◆ Problem details
Print out each record below, unaltered and complete, without its images.

◆ Entries provided
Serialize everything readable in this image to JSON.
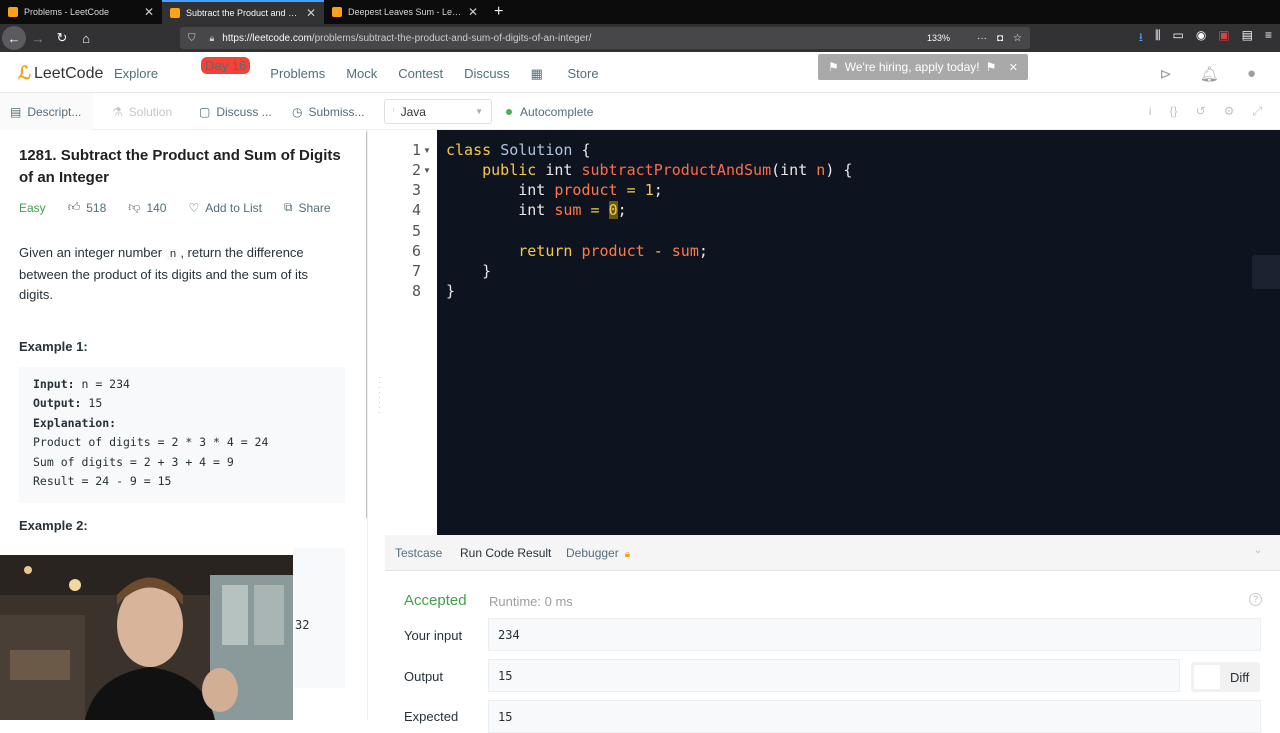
{
  "browser": {
    "tabs": [
      {
        "title": "Problems - LeetCode",
        "active": false
      },
      {
        "title": "Subtract the Product and Sum",
        "active": true
      },
      {
        "title": "Deepest Leaves Sum - LeetCo",
        "active": false
      }
    ],
    "new_tab": "+",
    "url_host": "https://leetcode.com",
    "url_path": "/problems/subtract-the-product-and-sum-of-digits-of-an-integer/",
    "zoom": "133%"
  },
  "nav": {
    "logo": "LeetCode",
    "explore": "Explore",
    "day_badge": "Day 16",
    "problems": "Problems",
    "mock": "Mock",
    "contest": "Contest",
    "discuss": "Discuss",
    "store": "Store",
    "hiring": "We're hiring, apply today!"
  },
  "subtabs": {
    "description": "Descript...",
    "solution": "Solution",
    "discuss": "Discuss ...",
    "submissions": "Submiss...",
    "language": "Java",
    "autocomplete": "Autocomplete"
  },
  "problem": {
    "title": "1281. Subtract the Product and Sum of Digits of an Integer",
    "difficulty": "Easy",
    "likes": "518",
    "dislikes": "140",
    "add_to_list": "Add to List",
    "share": "Share",
    "desc_before": "Given an integer number ",
    "desc_code": "n",
    "desc_after": ", return the difference between the product of its digits and the sum of its digits.",
    "example1_heading": "Example 1:",
    "example1": {
      "input_label": "Input:",
      "input_value": " n = 234",
      "output_label": "Output:",
      "output_value": " 15",
      "explanation_label": "Explanation:",
      "line1": "Product of digits = 2 * 3 * 4 = 24",
      "line2": "Sum of digits = 2 + 3 + 4 = 9",
      "line3": "Result = 24 - 9 = 15"
    },
    "example2_heading": "Example 2:",
    "example2_partial": "32"
  },
  "editor": {
    "line_numbers": [
      "1",
      "2",
      "3",
      "4",
      "5",
      "6",
      "7",
      "8"
    ]
  },
  "result": {
    "tab_testcase": "Testcase",
    "tab_run": "Run Code Result",
    "tab_debugger": "Debugger",
    "status": "Accepted",
    "runtime": "Runtime: 0 ms",
    "your_input_label": "Your input",
    "your_input": "234",
    "output_label": "Output",
    "output": "15",
    "expected_label": "Expected",
    "expected": "15",
    "diff": "Diff"
  },
  "colors": {
    "accent": "#ffa116",
    "accepted": "#43a047",
    "editor_bg": "#0e1320"
  }
}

◆ Response below
Serialize everything readable in this image to JSON.
{
  "browser": {
    "tabs": [
      {
        "title": "Problems - LeetCode",
        "active": false
      },
      {
        "title": "Subtract the Product and Sum",
        "active": true
      },
      {
        "title": "Deepest Leaves Sum - LeetCo",
        "active": false
      }
    ],
    "new_tab": "+",
    "url_host": "https://leetcode.com",
    "url_path": "/problems/subtract-the-product-and-sum-of-digits-of-an-integer/",
    "zoom": "133%"
  },
  "nav": {
    "logo": "LeetCode",
    "explore": "Explore",
    "day_badge": "Day 16",
    "problems": "Problems",
    "mock": "Mock",
    "contest": "Contest",
    "discuss": "Discuss",
    "store": "Store",
    "hiring": "We're hiring, apply today!"
  },
  "subtabs": {
    "description": "Descript...",
    "solution": "Solution",
    "discuss": "Discuss ...",
    "submissions": "Submiss...",
    "language": "Java",
    "autocomplete": "Autocomplete"
  },
  "problem": {
    "title": "1281. Subtract the Product and Sum of Digits of an Integer",
    "difficulty": "Easy",
    "likes": "518",
    "dislikes": "140",
    "add_to_list": "Add to List",
    "share": "Share",
    "desc_before": "Given an integer number ",
    "desc_code": "n",
    "desc_after": ", return the difference between the product of its digits and the sum of its digits.",
    "example1_heading": "Example 1:",
    "example1": {
      "input_label": "Input:",
      "input_value": " n = 234",
      "output_label": "Output:",
      "output_value": " 15",
      "explanation_label": "Explanation:",
      "line1": "Product of digits = 2 * 3 * 4 = 24",
      "line2": "Sum of digits = 2 + 3 + 4 = 9",
      "line3": "Result = 24 - 9 = 15"
    },
    "example2_heading": "Example 2:",
    "example2_partial": "32"
  },
  "editor": {
    "line_numbers": [
      "1",
      "2",
      "3",
      "4",
      "5",
      "6",
      "7",
      "8"
    ]
  },
  "result": {
    "tab_testcase": "Testcase",
    "tab_run": "Run Code Result",
    "tab_debugger": "Debugger",
    "status": "Accepted",
    "runtime": "Runtime: 0 ms",
    "your_input_label": "Your input",
    "your_input": "234",
    "output_label": "Output",
    "output": "15",
    "expected_label": "Expected",
    "expected": "15",
    "diff": "Diff"
  },
  "colors": {
    "accent": "#ffa116",
    "accepted": "#43a047",
    "editor_bg": "#0e1320"
  }
}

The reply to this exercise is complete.